[Opening Provided information section]

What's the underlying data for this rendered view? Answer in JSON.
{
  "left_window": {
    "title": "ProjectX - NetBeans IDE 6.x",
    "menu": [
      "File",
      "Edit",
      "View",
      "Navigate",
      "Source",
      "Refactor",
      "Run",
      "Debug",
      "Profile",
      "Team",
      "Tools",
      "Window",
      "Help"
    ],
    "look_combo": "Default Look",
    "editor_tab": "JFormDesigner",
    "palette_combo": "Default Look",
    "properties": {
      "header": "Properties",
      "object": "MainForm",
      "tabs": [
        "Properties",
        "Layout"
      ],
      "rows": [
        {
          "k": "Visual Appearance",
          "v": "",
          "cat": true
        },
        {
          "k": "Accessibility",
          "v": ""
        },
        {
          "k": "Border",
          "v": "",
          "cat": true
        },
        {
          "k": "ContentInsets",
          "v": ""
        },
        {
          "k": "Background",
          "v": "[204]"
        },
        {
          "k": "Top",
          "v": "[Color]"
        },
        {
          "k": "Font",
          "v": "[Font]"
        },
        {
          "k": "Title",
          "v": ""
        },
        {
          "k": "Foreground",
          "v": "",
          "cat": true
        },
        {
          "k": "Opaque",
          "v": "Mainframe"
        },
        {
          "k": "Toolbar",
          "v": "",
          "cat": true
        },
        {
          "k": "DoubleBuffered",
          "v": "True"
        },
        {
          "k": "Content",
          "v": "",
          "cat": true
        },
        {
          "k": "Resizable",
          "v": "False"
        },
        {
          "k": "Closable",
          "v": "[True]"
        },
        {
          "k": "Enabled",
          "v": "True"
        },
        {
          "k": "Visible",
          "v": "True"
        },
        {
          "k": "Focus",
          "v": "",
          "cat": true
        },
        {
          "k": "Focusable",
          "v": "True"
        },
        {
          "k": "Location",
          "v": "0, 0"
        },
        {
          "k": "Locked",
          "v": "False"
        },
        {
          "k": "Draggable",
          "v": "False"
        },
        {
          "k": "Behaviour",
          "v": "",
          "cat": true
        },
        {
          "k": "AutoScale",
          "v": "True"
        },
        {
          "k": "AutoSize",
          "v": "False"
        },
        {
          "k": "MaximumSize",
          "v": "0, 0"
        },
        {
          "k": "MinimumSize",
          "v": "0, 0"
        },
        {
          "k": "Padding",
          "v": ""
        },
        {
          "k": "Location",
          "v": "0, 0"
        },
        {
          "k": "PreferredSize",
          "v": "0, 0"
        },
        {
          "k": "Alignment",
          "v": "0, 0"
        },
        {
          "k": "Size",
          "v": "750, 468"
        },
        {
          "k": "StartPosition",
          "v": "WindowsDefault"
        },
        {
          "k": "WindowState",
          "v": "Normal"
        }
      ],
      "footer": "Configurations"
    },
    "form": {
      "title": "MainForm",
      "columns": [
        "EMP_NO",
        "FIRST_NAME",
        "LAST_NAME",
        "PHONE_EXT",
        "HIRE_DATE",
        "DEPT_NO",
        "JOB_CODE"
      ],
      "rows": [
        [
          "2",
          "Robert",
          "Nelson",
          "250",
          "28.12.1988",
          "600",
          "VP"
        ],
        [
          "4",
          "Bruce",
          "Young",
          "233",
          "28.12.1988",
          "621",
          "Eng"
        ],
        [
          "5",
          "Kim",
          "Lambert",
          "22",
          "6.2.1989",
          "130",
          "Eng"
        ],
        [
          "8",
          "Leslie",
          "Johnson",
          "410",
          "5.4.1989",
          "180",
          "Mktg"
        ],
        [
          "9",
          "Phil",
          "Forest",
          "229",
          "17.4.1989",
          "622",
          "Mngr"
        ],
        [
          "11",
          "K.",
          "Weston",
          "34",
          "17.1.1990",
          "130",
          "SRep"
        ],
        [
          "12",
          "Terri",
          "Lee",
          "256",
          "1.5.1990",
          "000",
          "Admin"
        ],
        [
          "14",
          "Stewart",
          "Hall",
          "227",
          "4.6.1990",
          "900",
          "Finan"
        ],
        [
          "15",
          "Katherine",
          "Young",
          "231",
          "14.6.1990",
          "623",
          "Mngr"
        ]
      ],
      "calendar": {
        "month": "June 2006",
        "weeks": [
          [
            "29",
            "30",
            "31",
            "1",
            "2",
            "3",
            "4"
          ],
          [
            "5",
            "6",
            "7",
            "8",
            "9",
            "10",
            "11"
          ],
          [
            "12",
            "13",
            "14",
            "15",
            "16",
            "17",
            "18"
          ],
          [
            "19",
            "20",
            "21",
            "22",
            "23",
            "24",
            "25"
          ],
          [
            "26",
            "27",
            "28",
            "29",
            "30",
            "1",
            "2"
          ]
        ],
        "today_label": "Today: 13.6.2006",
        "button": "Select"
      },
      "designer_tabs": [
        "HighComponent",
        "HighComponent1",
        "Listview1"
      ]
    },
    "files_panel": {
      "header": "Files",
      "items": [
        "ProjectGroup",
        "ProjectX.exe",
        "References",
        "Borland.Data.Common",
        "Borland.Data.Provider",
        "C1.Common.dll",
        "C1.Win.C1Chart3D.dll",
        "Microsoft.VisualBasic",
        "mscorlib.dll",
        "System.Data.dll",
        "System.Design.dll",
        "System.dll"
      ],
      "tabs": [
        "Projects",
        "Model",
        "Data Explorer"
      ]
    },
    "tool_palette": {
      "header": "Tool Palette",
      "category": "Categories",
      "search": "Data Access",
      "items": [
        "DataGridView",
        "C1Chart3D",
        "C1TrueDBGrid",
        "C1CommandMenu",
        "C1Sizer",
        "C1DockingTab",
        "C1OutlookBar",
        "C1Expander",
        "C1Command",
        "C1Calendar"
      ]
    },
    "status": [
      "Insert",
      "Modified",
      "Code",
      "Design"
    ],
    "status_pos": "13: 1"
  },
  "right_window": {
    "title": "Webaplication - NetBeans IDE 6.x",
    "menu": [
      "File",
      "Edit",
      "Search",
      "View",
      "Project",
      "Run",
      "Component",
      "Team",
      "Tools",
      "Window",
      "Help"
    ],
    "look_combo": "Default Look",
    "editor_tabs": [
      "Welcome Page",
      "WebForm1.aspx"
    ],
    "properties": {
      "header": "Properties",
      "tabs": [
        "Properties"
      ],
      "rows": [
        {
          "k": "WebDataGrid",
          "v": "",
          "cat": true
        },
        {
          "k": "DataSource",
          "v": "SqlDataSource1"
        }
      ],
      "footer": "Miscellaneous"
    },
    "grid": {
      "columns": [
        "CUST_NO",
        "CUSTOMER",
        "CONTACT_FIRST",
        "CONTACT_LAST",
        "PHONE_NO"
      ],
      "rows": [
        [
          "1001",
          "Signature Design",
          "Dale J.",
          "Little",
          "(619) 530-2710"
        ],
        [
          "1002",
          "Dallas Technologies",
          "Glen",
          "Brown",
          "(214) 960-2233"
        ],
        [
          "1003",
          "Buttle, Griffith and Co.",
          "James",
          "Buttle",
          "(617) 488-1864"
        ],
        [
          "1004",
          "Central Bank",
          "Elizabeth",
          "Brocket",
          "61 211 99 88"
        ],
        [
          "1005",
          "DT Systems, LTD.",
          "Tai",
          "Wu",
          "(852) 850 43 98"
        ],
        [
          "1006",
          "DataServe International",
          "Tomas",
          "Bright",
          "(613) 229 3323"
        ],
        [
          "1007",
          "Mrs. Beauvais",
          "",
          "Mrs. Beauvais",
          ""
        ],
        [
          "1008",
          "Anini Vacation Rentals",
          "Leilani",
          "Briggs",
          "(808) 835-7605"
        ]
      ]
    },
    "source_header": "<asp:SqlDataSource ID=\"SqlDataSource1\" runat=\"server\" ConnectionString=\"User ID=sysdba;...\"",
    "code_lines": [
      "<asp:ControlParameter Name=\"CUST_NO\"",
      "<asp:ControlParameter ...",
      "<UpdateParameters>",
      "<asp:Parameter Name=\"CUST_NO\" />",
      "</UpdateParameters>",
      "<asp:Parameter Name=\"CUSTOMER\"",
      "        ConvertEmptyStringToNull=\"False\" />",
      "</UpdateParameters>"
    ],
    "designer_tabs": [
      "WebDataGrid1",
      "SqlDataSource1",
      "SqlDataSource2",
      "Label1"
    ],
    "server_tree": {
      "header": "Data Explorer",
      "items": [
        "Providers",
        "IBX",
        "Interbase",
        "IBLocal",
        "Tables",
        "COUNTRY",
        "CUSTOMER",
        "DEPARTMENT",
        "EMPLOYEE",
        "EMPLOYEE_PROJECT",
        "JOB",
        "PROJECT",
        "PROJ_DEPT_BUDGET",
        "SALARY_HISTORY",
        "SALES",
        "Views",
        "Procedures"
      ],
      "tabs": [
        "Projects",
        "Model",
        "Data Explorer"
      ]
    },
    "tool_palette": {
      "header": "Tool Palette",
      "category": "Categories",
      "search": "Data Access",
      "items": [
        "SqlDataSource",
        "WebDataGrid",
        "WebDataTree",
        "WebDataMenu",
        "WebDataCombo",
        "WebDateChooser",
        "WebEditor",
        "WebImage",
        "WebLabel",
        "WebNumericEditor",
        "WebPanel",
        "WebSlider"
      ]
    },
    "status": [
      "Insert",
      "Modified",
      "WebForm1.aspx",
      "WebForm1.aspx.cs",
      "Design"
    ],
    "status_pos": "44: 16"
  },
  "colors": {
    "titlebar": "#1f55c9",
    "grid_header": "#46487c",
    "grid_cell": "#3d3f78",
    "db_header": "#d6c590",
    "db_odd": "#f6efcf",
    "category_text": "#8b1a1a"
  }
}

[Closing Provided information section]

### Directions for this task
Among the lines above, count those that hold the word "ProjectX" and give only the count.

### Response
2